Day 6: 2 hours, running total 15 hours and 25 minutes

1 hour 35 minutes, marked and bored the holes, then discovered the mortises were too shallow added depth.
30 minutes marked the leg decoration and started to cut the chamfers.
Day 7: 2 hours and 5 minutes, running total 17 hours and 30 minutes

1 hour 30 minutes using a draw knife and a carving knife to put the chamfers and lambs tongues on, two legs are finished now.
Day 8: 1 hour 30 mins, running total 19 hours.

1 hour 20 mins, made the tennons in the top stile, and put a stop chamfer in the bottom stile.
Day 9: 1 hour 20 minutes, running total 20 hours 20 minutes.

1 hour 20 mins, top and bottom stiles and the stop chamfer in the bottom stile
Day 10: 1 hour 20 minutes,  running total 21 hours 40 minutes.

2 hours tennons on the bottom stiles
30 minutes of adding decoration to the sides
1 hour pinning it together, no broken pins this time.
Day 11: 3 hours 30 minutes, running total 25 hours and 10 minutes.

2 hours final fitting of the top
20 minutes trimming the legs and putting on a coat of linseed oil, done.
Day 12: 2 hours and twenty minutes.

Total time: 28 hours.

A stool from a tree is done !


This was a white pine in my back yard, right next to the power lines.  I had a professional take down the tree and leave me the trunk so that I could attempt to make a stool from it.

The project was a success; you can sit on the stool and it is very comfortable (it was made to the dimensions of my saw bench).

No power tools or sand paper were used on it.  All of the tools are ones that someone from the past would recognize.  I cut up the trunk into sections with a 36″ one-man cross cut saw, then from there used wedges and a sledge to split it, a broad axe to shape the boards, then a plane to refine the pieces.  All of the draw bored joinery was done with a mortice chisel and spoon bit to drill the holes.   The pegs were done with a draw knife.

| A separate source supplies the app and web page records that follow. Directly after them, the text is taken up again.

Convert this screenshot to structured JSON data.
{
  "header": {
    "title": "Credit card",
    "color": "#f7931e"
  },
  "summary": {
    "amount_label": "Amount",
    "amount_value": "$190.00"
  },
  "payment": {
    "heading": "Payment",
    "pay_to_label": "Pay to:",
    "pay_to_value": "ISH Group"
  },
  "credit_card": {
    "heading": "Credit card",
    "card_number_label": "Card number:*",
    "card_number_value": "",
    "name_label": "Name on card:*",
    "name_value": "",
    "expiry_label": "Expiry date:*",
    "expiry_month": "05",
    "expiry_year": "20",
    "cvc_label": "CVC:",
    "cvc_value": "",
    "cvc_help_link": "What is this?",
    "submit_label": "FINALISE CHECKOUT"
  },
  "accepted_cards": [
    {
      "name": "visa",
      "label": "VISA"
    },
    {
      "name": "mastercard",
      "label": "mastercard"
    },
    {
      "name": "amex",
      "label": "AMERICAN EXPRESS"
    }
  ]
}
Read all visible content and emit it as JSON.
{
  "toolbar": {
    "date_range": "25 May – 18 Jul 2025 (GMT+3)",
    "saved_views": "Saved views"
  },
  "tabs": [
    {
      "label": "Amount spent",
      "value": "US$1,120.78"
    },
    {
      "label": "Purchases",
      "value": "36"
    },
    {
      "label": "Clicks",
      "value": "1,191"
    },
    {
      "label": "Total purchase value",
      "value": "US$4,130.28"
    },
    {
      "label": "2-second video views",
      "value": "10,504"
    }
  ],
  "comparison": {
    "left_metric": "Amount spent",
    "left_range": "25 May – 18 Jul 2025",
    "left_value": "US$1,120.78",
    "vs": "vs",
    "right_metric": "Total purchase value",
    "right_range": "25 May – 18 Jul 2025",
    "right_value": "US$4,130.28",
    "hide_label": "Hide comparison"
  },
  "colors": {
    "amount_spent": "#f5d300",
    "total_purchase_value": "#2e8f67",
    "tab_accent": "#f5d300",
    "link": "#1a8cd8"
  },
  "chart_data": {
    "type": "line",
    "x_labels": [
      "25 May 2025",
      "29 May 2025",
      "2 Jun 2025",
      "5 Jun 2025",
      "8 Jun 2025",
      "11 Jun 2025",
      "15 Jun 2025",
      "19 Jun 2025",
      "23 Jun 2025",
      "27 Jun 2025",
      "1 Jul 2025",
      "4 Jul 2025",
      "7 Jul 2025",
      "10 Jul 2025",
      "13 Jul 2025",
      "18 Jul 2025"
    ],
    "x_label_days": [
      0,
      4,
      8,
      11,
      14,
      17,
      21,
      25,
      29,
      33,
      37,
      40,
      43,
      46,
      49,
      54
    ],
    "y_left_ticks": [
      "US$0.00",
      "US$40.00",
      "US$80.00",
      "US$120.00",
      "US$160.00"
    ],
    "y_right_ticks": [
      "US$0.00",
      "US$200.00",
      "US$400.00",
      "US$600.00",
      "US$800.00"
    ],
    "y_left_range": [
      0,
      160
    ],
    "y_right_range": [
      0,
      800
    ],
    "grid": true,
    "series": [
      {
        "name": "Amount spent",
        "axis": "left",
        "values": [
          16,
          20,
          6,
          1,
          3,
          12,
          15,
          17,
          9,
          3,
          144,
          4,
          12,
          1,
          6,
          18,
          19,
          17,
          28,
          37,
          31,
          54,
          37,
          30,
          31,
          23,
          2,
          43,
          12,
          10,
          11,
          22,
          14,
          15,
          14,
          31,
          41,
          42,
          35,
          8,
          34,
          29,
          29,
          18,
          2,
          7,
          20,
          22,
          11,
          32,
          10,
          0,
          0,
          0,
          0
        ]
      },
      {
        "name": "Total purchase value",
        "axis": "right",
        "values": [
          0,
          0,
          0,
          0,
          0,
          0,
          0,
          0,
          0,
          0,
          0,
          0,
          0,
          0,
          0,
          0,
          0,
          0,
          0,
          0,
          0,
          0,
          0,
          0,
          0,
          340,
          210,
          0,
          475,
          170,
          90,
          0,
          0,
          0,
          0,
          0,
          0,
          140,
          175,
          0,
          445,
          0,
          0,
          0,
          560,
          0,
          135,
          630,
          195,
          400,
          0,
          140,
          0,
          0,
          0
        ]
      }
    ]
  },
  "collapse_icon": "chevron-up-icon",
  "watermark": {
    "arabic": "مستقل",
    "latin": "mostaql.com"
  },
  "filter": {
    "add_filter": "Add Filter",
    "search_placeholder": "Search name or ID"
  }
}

I did glue the joints just to be sure; the 1/4″ tenons felt very thin so I wanted to make sure it would not fall apart.

The next one I’ll make a few changes but nothing too major. It will be a little smaller so that it fits my wife comfortably.  I will keep better track of time; I think this one was 3-5 solid days of work spread over 5-6 weeks.

The Roubo is “done”

IMG_3259_overallIMG_3260_vice IMG_3261_joint

My new bench was made mostly with handtools following the general principles from the Workbench books by Christopher Schwarz.  The legs are 6x6s from Home Depot, the top is 8/4 Beech and 8/4 Maple, with an additional layer of pine 2x6s for added thickness.  The stringers and the shelf are pine 2×6 or 2×4.

Overall it has been a success.  I definitely learned a ton doing making it, but that will be the subject of another post.

The leg vice uses the wood screws that I made earlier; all total it can crush something about 6″ thick before I run out of threads.

Like all major projects this one is pretty much never ending.  I’m going to finish drilling the line of bench dog holes as I need them.  Also I’m going to put on a planing stop just past the leg vice on the end.

The bench has not had any finish applied as I live in a wintery state and until I can open up the windows… it will stay unfinished.